_Task prompt_:
Look through the material for lines with the word "content", and copy each one.

+ + + + + + +

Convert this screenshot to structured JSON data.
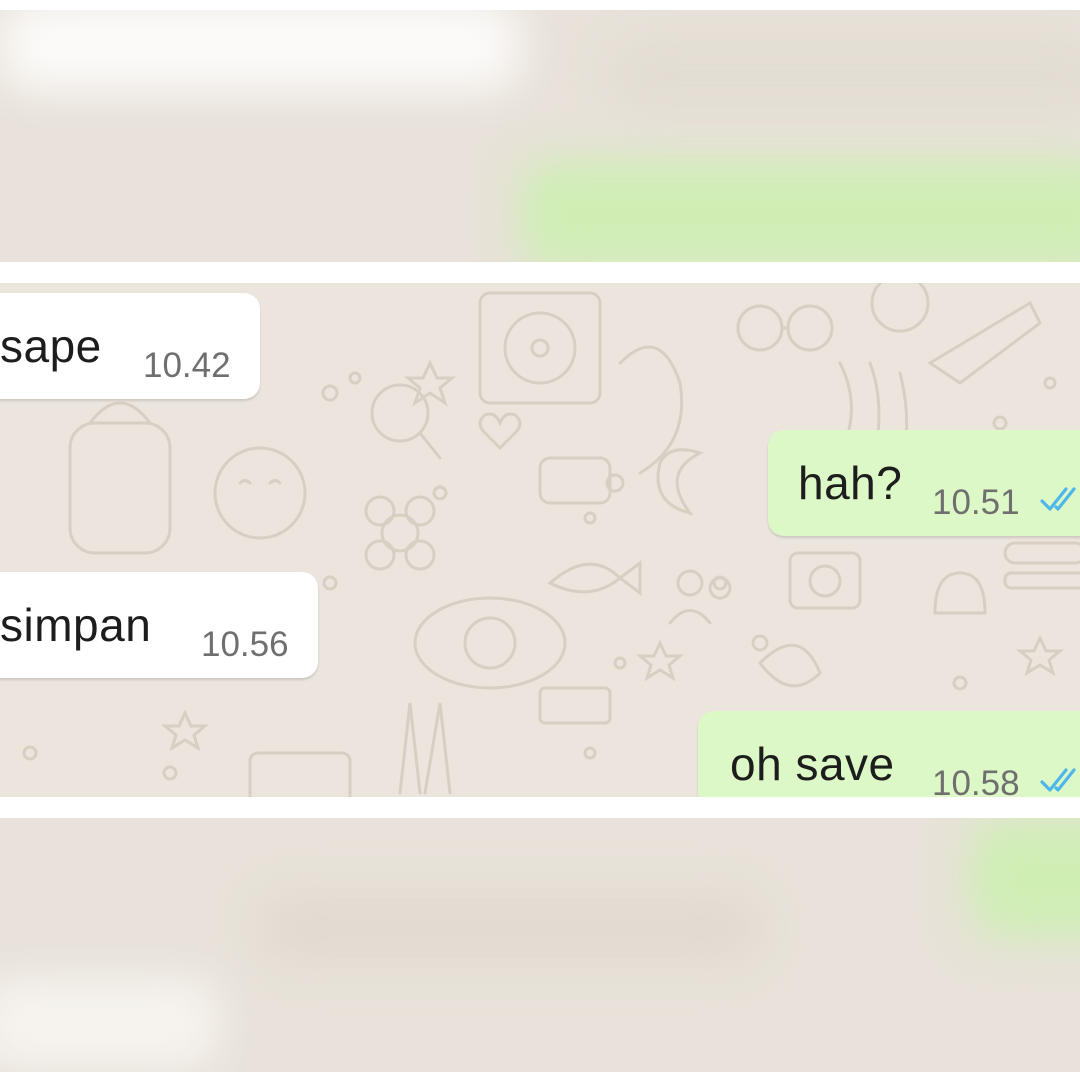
{
  "messages": [
    {
      "direction": "incoming",
      "text": "sape",
      "time": "10.42"
    },
    {
      "direction": "outgoing",
      "text": "hah?",
      "time": "10.51",
      "status_icon": "double-check-read-icon"
    },
    {
      "direction": "incoming",
      "text": "simpan",
      "time": "10.56"
    },
    {
      "direction": "outgoing",
      "text": "oh save",
      "time": "10.58",
      "status_icon": "double-check-read-icon"
    }
  ],
  "colors": {
    "chat_background": "#ebe5dd",
    "incoming_bubble": "#ffffff",
    "outgoing_bubble": "#dcf8c6",
    "read_receipt": "#4fb6ec"
  }
}
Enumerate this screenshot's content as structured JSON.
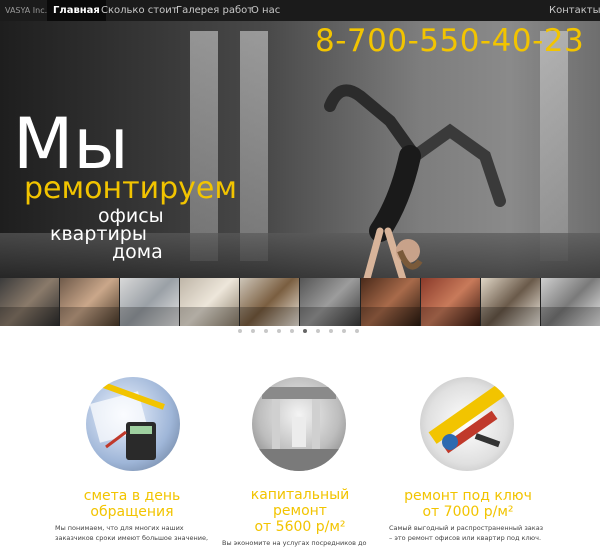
{
  "nav": {
    "brand": "VASYA Inc.",
    "items": [
      {
        "label": "Главная",
        "active": true
      },
      {
        "label": "Сколько стоит",
        "active": false
      },
      {
        "label": "Галерея работ",
        "active": false
      },
      {
        "label": "О нас",
        "active": false
      }
    ],
    "contacts": "Контакты"
  },
  "hero": {
    "phone": "8-700-550-40-23",
    "word_big": "Мы",
    "word_yellow": "ремонтируем",
    "line1": "офисы",
    "line2": "квартиры",
    "line3": "дома"
  },
  "carousel": {
    "thumb_count": 10,
    "active_index": 5,
    "dot_count": 10
  },
  "features": [
    {
      "title_line1": "смета в день",
      "title_line2": "обращения",
      "text_line1": "Мы понимаем, что для многих наших",
      "text_line2": "заказчиков сроки имеют большое значение,"
    },
    {
      "title_line1": "капитальный",
      "title_line2": "ремонт",
      "title_line3": "от 5600 р/м²",
      "text_line1": "Вы экономите на услугах посредников до"
    },
    {
      "title_line1": "ремонт под ключ",
      "title_line2": "от 7000 р/м²",
      "text_line1": "Самый выгодный и распространенный заказ",
      "text_line2": "– это ремонт офисов или квартир под ключ."
    }
  ],
  "colors": {
    "accent": "#f2c400",
    "navbar": "#1b1b1b"
  }
}
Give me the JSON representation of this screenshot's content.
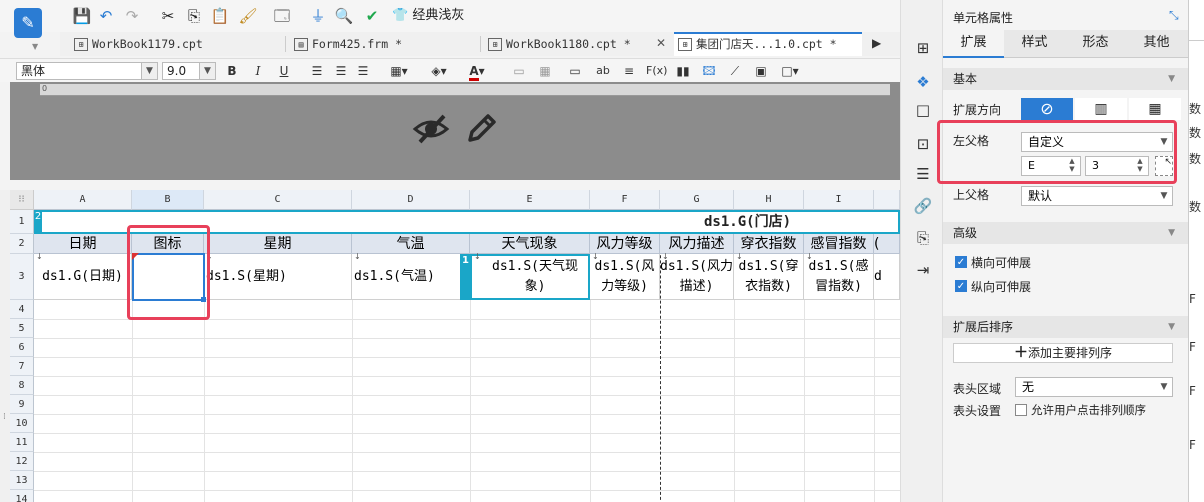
{
  "toolbar": {
    "classic_theme_label": "经典浅灰"
  },
  "tabs": [
    {
      "label": "WorkBook1179.cpt",
      "icon": "grid"
    },
    {
      "label": "Form425.frm *",
      "icon": "form"
    },
    {
      "label": "WorkBook1180.cpt *",
      "icon": "grid"
    },
    {
      "label": "集团门店天...1.0.cpt *",
      "icon": "grid",
      "active": true
    }
  ],
  "format": {
    "font": "黑体",
    "size": "9.0"
  },
  "ruler": {
    "zero": "0"
  },
  "grid": {
    "columns": [
      "A",
      "B",
      "C",
      "D",
      "E",
      "F",
      "G",
      "H",
      "I"
    ],
    "rows": [
      "1",
      "2",
      "3",
      "4",
      "5",
      "6",
      "7",
      "8",
      "9",
      "10",
      "11",
      "12",
      "13",
      "14"
    ],
    "row1_label": "2",
    "store_title": "ds1.G(门店)",
    "headers": [
      "日期",
      "图标",
      "星期",
      "气温",
      "天气现象",
      "风力等级",
      "风力描述",
      "穿衣指数",
      "感冒指数",
      "("
    ],
    "row3": [
      "ds1.G(日期)",
      "",
      "ds1.S(星期)",
      "ds1.S(气温)",
      "ds1.S(天气现象)",
      "ds1.S(风力等级)",
      "ds1.S(风力描述)",
      "ds1.S(穿衣指数)",
      "ds1.S(感冒指数)",
      "d"
    ],
    "e3_marker": "1"
  },
  "panel": {
    "title": "单元格属性",
    "tabs": [
      "扩展",
      "样式",
      "形态",
      "其他"
    ],
    "active_tab": "扩展",
    "sections": {
      "basic": "基本",
      "advanced": "高级",
      "sort": "扩展后排序"
    },
    "expand_direction_label": "扩展方向",
    "left_parent_label": "左父格",
    "left_parent_value": "自定义",
    "left_parent_col": "E",
    "left_parent_row": "3",
    "upper_parent_label": "上父格",
    "upper_parent_value": "默认",
    "horizontal_expand": "横向可伸展",
    "vertical_expand": "纵向可伸展",
    "add_sort_label": "添加主要排列序",
    "header_area_label": "表头区域",
    "header_area_value": "无",
    "header_setting_label": "表头设置",
    "allow_user_sort_label": "允许用户点击排列顺序"
  },
  "edge_texts": [
    "数",
    "数",
    "数",
    "数",
    "F",
    "F",
    "F",
    "F"
  ],
  "colors": {
    "accent": "#2b7cd3",
    "highlight": "#e8405a",
    "teal": "#1aa6c8"
  }
}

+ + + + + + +

_Answer area_:
Enumerate this screenshot's content as structured JSON.
Give me the JSON representation of this screenshot's content.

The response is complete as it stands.